> WORK REQUEST
If a record holds a picture, omit that picture and copy everything else exactly.

> DATASET EXTRACT
• • • •
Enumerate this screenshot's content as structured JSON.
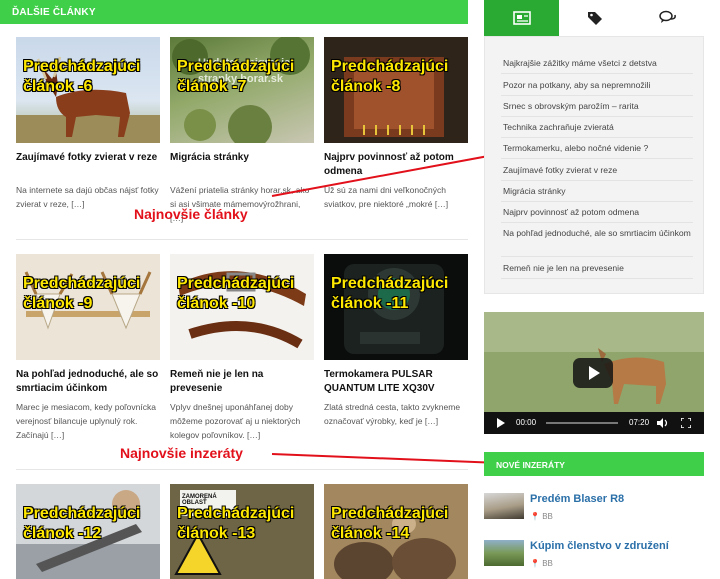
{
  "section_title": "ĎALŠIE ČLÁNKY",
  "articles": [
    {
      "overlay": "Predchádzajúci\nčlánok -6",
      "title": "Zaujímavé fotky zvierat v reze",
      "excerpt": "Na internete sa dajú občas nájsť fotky zvierat v reze, […]"
    },
    {
      "overlay": "Predchádzajúci\nčlánok -7",
      "title": "Migrácia stránky",
      "excerpt": "Vážení priatelia stránky horar.sk, ako si asi všimate mámemovýrožhrani, […]"
    },
    {
      "overlay": "Predchádzajúci\nčlánok -8",
      "title": "Najprv povinnosť až potom odmena",
      "excerpt": "Už sú za nami dni veľkonočných sviatkov, pre niektoré „mokré […]"
    },
    {
      "overlay": "Predchádzajúci\nčlánok -9",
      "title": "Na pohľad jednoduché, ale so smrtiacim účinkom",
      "excerpt": "Marec je mesiacom, kedy poľovnícka verejnosť bilancuje uplynulý rok. Začínajú […]"
    },
    {
      "overlay": "Predchádzajúci\nčlánok -10",
      "title": "Remeň nie je len na prevesenie",
      "excerpt": "Vplyv dnešnej uponáhľanej doby môžeme pozorovať aj u niektorých kolegov poľovníkov. […]"
    },
    {
      "overlay": "Predchádzajúci\nčlánok -11",
      "title": "Termokamera PULSAR QUANTUM LITE XQ30V",
      "excerpt": "Zlatá stredná cesta, takto zvykneme označovať výrobky, keď je […]"
    },
    {
      "overlay": "Predchádzajúci\nčlánok -12",
      "title": "",
      "excerpt": ""
    },
    {
      "overlay": "Predchádzajúci\nčlánok -13",
      "title": "",
      "excerpt": ""
    },
    {
      "overlay": "Predchádzajúci\nčlánok -14",
      "title": "",
      "excerpt": ""
    }
  ],
  "image_texts": {
    "migracia": "Update - migracia\nstranky horar.sk",
    "sign": "ZAMORENÁ OBLASŤ"
  },
  "annotations": {
    "latest_articles": "Najnovšie články",
    "latest_ads": "Najnovšie inzeráty"
  },
  "tabs": [
    {
      "icon": "newspaper-icon"
    },
    {
      "icon": "tags-icon"
    },
    {
      "icon": "comments-icon"
    }
  ],
  "latest_list": [
    "Najkrajšie zážitky máme všetci z detstva",
    "Pozor na potkany, aby sa nepremnožili",
    "Srnec s obrovským parožím – rarita",
    "Technika zachraňuje zvieratá",
    "Termokamerku, alebo nočné videnie ?",
    "Zaujímavé fotky zvierat v reze",
    "Migrácia stránky",
    "Najprv povinnosť až potom odmena",
    "Na pohľad jednoduché, ale so smrtiacim účinkom",
    "Remeň nie je len na prevesenie"
  ],
  "video": {
    "current": "00:00",
    "duration": "07:20",
    "progress": 0
  },
  "ads_title": "NOVÉ INZERÁTY",
  "ads": [
    {
      "title": "Predém Blaser R8",
      "location": "BB"
    },
    {
      "title": "Kúpim členstvo v združení",
      "location": "BB"
    }
  ],
  "colors": {
    "accent": "#3fcf49",
    "accent_dark": "#2aaa33",
    "overlay_text": "#ffe800",
    "annotation": "#e2101a",
    "ad_link": "#2a6fa8"
  }
}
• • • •
> EXERCISE RESULT
Enumerate this screenshot's content as structured JSON.
{
  "section_title": "ĎALŠIE ČLÁNKY",
  "articles": [
    {
      "overlay": "Predchádzajúci\nčlánok -6",
      "title": "Zaujímavé fotky zvierat v reze",
      "excerpt": "Na internete sa dajú občas nájsť fotky zvierat v reze, […]"
    },
    {
      "overlay": "Predchádzajúci\nčlánok -7",
      "title": "Migrácia stránky",
      "excerpt": "Vážení priatelia stránky horar.sk, ako si asi všimate mámemovýrožhrani, […]"
    },
    {
      "overlay": "Predchádzajúci\nčlánok -8",
      "title": "Najprv povinnosť až potom odmena",
      "excerpt": "Už sú za nami dni veľkonočných sviatkov, pre niektoré „mokré […]"
    },
    {
      "overlay": "Predchádzajúci\nčlánok -9",
      "title": "Na pohľad jednoduché, ale so smrtiacim účinkom",
      "excerpt": "Marec je mesiacom, kedy poľovnícka verejnosť bilancuje uplynulý rok. Začínajú […]"
    },
    {
      "overlay": "Predchádzajúci\nčlánok -10",
      "title": "Remeň nie je len na prevesenie",
      "excerpt": "Vplyv dnešnej uponáhľanej doby môžeme pozorovať aj u niektorých kolegov poľovníkov. […]"
    },
    {
      "overlay": "Predchádzajúci\nčlánok -11",
      "title": "Termokamera PULSAR QUANTUM LITE XQ30V",
      "excerpt": "Zlatá stredná cesta, takto zvykneme označovať výrobky, keď je […]"
    },
    {
      "overlay": "Predchádzajúci\nčlánok -12",
      "title": "",
      "excerpt": ""
    },
    {
      "overlay": "Predchádzajúci\nčlánok -13",
      "title": "",
      "excerpt": ""
    },
    {
      "overlay": "Predchádzajúci\nčlánok -14",
      "title": "",
      "excerpt": ""
    }
  ],
  "image_texts": {
    "migracia": "Update - migracia\nstranky horar.sk",
    "sign": "ZAMORENÁ OBLASŤ"
  },
  "annotations": {
    "latest_articles": "Najnovšie články",
    "latest_ads": "Najnovšie inzeráty"
  },
  "tabs": [
    {
      "icon": "newspaper-icon"
    },
    {
      "icon": "tags-icon"
    },
    {
      "icon": "comments-icon"
    }
  ],
  "latest_list": [
    "Najkrajšie zážitky máme všetci z detstva",
    "Pozor na potkany, aby sa nepremnožili",
    "Srnec s obrovským parožím – rarita",
    "Technika zachraňuje zvieratá",
    "Termokamerku, alebo nočné videnie ?",
    "Zaujímavé fotky zvierat v reze",
    "Migrácia stránky",
    "Najprv povinnosť až potom odmena",
    "Na pohľad jednoduché, ale so smrtiacim účinkom",
    "Remeň nie je len na prevesenie"
  ],
  "video": {
    "current": "00:00",
    "duration": "07:20",
    "progress": 0
  },
  "ads_title": "NOVÉ INZERÁTY",
  "ads": [
    {
      "title": "Predém Blaser R8",
      "location": "BB"
    },
    {
      "title": "Kúpim členstvo v združení",
      "location": "BB"
    }
  ],
  "colors": {
    "accent": "#3fcf49",
    "accent_dark": "#2aaa33",
    "overlay_text": "#ffe800",
    "annotation": "#e2101a",
    "ad_link": "#2a6fa8"
  }
}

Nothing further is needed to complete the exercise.